See also[edit]

References[edit]

Citations[edit]
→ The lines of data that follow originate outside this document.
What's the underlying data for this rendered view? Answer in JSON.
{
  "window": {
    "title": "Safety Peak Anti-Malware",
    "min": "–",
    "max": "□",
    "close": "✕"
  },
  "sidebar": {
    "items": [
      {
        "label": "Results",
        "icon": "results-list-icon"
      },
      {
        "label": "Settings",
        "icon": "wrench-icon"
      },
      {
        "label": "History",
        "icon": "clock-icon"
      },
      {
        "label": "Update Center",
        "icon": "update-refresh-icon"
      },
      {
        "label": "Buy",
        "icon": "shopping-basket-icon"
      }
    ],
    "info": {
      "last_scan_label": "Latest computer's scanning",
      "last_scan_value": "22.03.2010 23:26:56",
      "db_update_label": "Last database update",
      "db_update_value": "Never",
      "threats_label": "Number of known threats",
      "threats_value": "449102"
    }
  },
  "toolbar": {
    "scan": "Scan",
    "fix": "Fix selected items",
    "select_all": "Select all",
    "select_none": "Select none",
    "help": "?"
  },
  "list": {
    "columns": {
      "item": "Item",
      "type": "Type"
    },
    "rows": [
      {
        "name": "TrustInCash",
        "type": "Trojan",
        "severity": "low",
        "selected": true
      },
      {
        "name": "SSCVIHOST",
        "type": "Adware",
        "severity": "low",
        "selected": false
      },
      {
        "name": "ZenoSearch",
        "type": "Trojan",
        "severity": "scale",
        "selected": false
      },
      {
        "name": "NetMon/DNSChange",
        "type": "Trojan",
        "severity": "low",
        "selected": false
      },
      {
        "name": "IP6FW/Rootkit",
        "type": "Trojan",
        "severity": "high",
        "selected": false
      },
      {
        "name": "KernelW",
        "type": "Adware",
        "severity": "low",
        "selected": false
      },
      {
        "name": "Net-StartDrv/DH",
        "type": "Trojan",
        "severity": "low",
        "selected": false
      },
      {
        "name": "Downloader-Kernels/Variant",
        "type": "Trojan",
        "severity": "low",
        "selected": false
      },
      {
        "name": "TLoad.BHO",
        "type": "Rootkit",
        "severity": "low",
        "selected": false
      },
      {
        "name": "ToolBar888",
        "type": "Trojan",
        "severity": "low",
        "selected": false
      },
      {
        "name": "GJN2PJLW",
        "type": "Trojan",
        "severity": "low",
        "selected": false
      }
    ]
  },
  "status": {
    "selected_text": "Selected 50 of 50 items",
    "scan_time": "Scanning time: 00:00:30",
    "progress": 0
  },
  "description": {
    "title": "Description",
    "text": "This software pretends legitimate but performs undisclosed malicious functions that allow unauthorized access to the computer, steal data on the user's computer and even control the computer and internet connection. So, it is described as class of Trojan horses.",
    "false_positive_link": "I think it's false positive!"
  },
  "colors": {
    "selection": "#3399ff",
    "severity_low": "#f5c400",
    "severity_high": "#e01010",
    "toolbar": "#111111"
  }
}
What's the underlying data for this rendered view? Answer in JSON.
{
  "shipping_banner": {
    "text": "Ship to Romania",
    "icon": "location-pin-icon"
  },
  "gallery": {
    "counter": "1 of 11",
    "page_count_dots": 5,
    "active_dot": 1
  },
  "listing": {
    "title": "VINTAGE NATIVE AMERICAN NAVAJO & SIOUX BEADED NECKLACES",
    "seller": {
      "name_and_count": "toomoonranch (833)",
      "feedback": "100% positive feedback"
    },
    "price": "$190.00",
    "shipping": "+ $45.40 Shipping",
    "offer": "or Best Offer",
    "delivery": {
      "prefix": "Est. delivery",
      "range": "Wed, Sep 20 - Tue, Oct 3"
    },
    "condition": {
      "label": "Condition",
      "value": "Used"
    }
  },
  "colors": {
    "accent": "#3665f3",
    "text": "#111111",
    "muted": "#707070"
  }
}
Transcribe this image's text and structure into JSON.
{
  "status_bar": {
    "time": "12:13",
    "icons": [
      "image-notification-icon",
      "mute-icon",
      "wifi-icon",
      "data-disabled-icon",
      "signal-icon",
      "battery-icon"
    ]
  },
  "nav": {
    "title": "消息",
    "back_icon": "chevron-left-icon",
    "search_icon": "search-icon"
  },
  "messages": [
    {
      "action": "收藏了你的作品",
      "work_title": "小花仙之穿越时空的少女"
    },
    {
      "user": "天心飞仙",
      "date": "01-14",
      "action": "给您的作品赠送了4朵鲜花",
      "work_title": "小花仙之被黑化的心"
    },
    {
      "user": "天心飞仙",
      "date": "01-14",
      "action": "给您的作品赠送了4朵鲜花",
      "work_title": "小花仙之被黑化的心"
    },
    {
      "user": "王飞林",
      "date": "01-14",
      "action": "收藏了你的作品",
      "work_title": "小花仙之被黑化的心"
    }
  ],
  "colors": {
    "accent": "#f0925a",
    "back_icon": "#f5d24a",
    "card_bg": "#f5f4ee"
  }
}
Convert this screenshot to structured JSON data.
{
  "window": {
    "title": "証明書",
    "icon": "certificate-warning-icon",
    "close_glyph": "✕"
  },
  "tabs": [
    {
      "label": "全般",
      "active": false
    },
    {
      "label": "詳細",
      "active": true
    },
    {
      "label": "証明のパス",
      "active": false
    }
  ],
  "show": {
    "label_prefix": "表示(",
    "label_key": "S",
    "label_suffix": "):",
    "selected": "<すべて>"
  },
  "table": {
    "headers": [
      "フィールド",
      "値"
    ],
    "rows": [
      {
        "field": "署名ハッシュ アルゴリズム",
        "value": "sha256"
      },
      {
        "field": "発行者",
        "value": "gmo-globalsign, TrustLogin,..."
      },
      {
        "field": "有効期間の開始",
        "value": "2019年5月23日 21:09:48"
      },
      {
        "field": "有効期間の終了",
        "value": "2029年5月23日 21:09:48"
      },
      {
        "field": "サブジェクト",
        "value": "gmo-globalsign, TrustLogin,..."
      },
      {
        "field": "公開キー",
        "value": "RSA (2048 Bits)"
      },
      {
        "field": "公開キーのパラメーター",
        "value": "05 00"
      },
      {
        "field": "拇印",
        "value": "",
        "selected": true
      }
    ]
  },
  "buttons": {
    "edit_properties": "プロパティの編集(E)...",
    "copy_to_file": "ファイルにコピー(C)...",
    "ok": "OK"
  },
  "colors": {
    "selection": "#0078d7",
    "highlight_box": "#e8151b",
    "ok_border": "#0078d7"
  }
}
  1. ^ a b c Lucas van Rompay, "The East: Syria and Mesopotamia" in Susan Ashbrook Harvey, David G. Hunter (editors), The Oxford Handbook of Early Christian Studies (Oxford University Press 2008), p. 366
  2. ^ a b Heleen Murre-van der Berg, "Syriac Christianity" in Ken Parry (editor), The Blackwell Companion to Eastern Christianity (John Wiley & Sons 2010), p. 249
  3. ^ Robert A. Kitchen, "The Syriac Tradition" in Augustine Casiday, The Orthodox Christian World (Routledge 2012), p. 66
  4. ^ Cameron, Averil; Garnsey, Peter (1998). The Cambridge Ancient History. 13. p. 708. ISBN 9780521302005.
  5. ^ Allen C. Myers, ed (1987). "Aramaic". The Eerdmans Bible Dictionary. Grand Rapids, Michigan: William B. Eerdmans. p. 72. ISBN 0-8028-2402-1. "It is generally agreed that Aramaic was the common language of Palestine in the first century A.D. Jesus and his disciples spoke the Galilean dialect, which was distinguished from that of Jerusalem (Matt. 26:73)."
  6. ^ Robert L. Montgomery, The Lopsided Spread of Christianity: Toward an Understanding of the Diffusion of Religions (Greenwood Publishing Group 2002), p. 27
  7. ^ a b Sebastian P. Brock, "Ephrem and the Syriac Tradition" in Frances Young, Lewis Ayres, Andrew Louth (editors), The Cambridge History of Early Christian Literature (Cambridge University Press 2004), Volume 1, p. 362
  8. ^ Montgomery (2002), pp. 27, 57
  9. ^ Wilhelm Baum and Dietmar W. Winkler, The Church of the East: A concise history (Routledge 2003), pp. 5, 30
  10. ^ Moosa, Matti. The Maronites in history. Syracuse: Syracuse University Press, 1986
  11. ^ Brian Albert Gerrish, Faith: Dogmatics in Outline (Presbyterian Publishing Corp 2015), p. 152
  12. ^ Wilhelm Baum and Dietmar W. Winkler, The Church of the East: A concise history (Routledge 2003), pp. 151−152
  13. ^ Aidan Nichols, Rome and the Eastern Churches: A Study in Schism (Ignatius Press 2010), footnote 98
  14. ^ Metropolitan Bishoy, "The Assyrian Churches"
  15. ^ Marijke Metselaar-Jongens, Defining Christ: The Church of the East and Nascent Islam (Vrije Universiteit Amsterdam 2016), p. 79
  16. ^ B.M. Thomas, "The St Thomas Christians and their East Syrian Connection: Sources and conclusions" (Federated Faculty for Research in Religion and Culture, Kottayam 2015), p. 3
  17. ^ Chaillot, Christine. "The Syrian Orthodox Church Of Antioch And All The East. Geneva: Inter-Orthodox Dialogue 1998
  18. ^ Donabed, Sargon (2015). Reforging a Forgotten History: Iraq and the Assyrians in the Twentieth Century. Edinburgh University Press. p. 18. ISBN 978-0-7486-8605-6.
  19. ^ Steven K. Ross, Roman Edessa: Politics and Culture on the Eastern Fringes of the Roman Empire, 114 - 242 C.E. (Routledge c2000), p. 49
  20. ^ Adrian Fortescue, The Lesser Eastern Churches (Catholic Truth Society 1913), p. 23
  21. ^ T.V. Philip, East of the Euphrates: Early Christianity in Asia

Sources[edit]

External links[edit]